TASK STATEMENT: Whenever a line below includes the string "polyline", show it.

DATASET RECORDS Block Start

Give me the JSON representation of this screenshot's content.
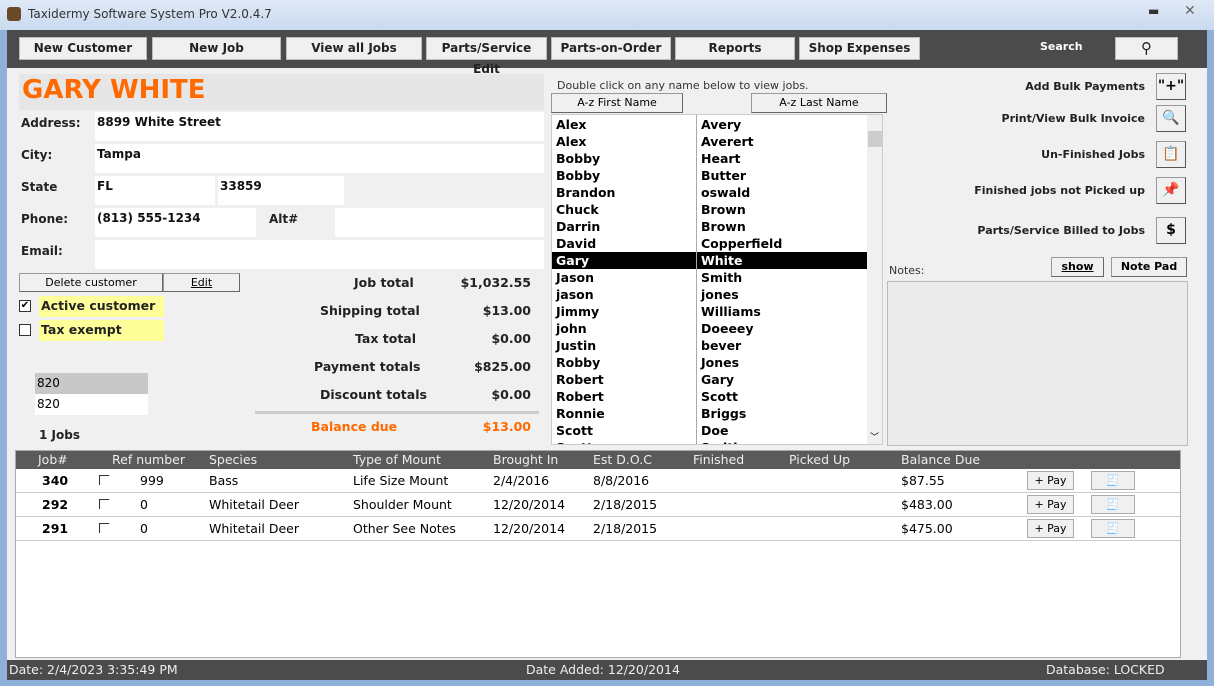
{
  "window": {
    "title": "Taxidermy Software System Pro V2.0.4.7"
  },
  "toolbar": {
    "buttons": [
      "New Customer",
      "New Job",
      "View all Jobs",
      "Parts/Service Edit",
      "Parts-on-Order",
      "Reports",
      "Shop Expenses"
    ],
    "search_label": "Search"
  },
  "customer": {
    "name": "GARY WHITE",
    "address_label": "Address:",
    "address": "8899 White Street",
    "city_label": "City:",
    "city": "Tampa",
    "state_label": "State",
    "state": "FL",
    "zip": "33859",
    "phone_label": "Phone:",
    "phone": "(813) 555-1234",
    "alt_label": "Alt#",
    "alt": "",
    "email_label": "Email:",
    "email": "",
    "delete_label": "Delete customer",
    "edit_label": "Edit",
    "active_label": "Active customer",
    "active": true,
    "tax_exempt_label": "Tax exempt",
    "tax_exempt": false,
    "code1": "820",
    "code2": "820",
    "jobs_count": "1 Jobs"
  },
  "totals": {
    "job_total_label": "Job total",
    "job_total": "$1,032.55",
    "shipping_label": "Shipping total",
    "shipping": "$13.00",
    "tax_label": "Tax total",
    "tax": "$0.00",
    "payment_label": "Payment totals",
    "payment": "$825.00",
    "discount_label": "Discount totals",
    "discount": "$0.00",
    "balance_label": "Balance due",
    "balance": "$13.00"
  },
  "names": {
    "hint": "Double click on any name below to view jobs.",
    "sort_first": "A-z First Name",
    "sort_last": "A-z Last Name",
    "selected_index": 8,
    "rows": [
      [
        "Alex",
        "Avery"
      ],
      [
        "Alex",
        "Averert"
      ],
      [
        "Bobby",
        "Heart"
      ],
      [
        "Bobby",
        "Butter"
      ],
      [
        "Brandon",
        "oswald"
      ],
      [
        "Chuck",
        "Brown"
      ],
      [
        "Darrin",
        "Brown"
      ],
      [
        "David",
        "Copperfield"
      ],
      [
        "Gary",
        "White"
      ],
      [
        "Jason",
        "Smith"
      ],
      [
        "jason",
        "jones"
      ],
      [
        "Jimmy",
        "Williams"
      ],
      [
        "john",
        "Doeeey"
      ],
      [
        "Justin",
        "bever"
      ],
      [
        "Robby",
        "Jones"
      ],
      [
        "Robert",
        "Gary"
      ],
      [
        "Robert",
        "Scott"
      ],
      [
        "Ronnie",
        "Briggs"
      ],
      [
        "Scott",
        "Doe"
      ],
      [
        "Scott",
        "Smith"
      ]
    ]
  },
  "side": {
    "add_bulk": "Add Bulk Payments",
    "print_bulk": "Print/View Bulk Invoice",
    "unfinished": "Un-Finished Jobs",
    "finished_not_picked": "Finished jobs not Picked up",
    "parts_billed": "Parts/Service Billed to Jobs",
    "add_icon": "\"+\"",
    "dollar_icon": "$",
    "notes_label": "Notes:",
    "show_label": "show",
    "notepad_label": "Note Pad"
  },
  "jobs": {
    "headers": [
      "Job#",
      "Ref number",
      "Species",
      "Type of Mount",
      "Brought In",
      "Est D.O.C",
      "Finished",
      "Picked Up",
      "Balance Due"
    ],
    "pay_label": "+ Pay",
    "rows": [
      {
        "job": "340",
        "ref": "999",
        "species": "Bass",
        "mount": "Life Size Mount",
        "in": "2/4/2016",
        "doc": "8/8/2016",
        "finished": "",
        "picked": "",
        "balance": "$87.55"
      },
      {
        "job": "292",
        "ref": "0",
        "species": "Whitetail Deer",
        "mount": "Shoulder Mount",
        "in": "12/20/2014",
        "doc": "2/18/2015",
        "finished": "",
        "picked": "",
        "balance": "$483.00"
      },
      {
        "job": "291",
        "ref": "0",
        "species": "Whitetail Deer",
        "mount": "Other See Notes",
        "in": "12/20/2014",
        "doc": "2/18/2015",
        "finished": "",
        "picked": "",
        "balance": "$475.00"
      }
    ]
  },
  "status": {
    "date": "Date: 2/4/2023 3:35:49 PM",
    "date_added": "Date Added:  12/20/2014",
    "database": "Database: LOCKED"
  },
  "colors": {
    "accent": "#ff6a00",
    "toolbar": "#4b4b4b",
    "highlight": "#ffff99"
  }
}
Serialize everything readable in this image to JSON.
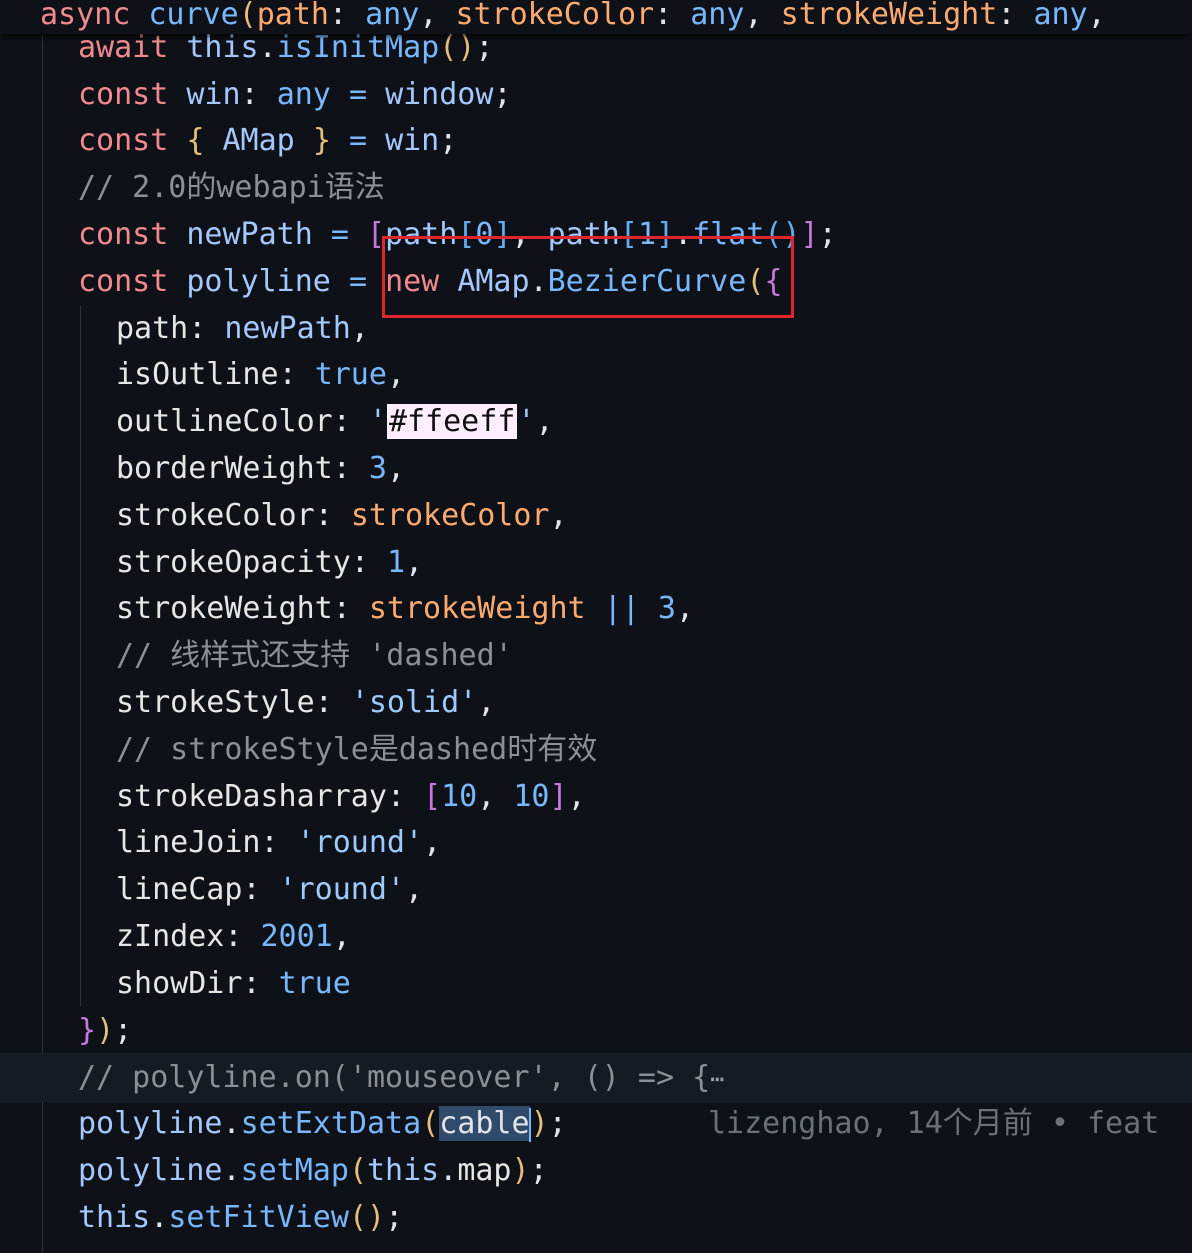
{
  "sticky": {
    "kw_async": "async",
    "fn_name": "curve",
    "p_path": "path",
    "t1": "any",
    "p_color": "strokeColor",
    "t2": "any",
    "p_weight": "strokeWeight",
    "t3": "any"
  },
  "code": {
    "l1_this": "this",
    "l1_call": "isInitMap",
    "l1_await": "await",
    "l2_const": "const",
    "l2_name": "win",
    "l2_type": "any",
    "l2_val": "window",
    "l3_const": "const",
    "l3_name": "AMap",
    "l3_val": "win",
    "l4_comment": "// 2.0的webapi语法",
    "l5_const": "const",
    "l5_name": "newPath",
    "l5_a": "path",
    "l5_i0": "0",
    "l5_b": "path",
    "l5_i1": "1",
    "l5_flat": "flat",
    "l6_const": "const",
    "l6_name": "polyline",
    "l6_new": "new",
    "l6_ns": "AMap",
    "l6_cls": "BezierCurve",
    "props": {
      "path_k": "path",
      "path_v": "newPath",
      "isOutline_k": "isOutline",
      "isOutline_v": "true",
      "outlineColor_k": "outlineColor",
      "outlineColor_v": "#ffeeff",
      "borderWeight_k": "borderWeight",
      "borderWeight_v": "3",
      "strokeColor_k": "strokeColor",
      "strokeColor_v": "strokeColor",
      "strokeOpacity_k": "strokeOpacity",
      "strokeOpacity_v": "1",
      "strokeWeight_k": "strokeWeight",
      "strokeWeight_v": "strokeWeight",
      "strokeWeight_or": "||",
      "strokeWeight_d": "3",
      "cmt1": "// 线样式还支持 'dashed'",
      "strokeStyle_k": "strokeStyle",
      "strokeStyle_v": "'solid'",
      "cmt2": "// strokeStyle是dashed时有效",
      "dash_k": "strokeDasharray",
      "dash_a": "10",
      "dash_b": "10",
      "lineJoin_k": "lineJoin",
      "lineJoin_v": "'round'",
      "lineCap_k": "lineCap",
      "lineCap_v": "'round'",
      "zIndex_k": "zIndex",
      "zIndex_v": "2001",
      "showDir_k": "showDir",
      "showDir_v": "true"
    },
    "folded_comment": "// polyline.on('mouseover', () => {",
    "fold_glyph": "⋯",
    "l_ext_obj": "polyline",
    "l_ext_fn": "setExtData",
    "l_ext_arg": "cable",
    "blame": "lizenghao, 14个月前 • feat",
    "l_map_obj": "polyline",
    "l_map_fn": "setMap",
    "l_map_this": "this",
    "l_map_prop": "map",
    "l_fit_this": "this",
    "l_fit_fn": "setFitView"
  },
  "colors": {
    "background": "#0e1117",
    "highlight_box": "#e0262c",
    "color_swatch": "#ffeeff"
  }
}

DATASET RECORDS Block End

RESULT FOR THIS TASK:
    "l6_name": "polyline",
    "folded_comment": "// polyline.on('mouseover', () => {",
    "l_ext_obj": "polyline",
    "l_map_obj": "polyline",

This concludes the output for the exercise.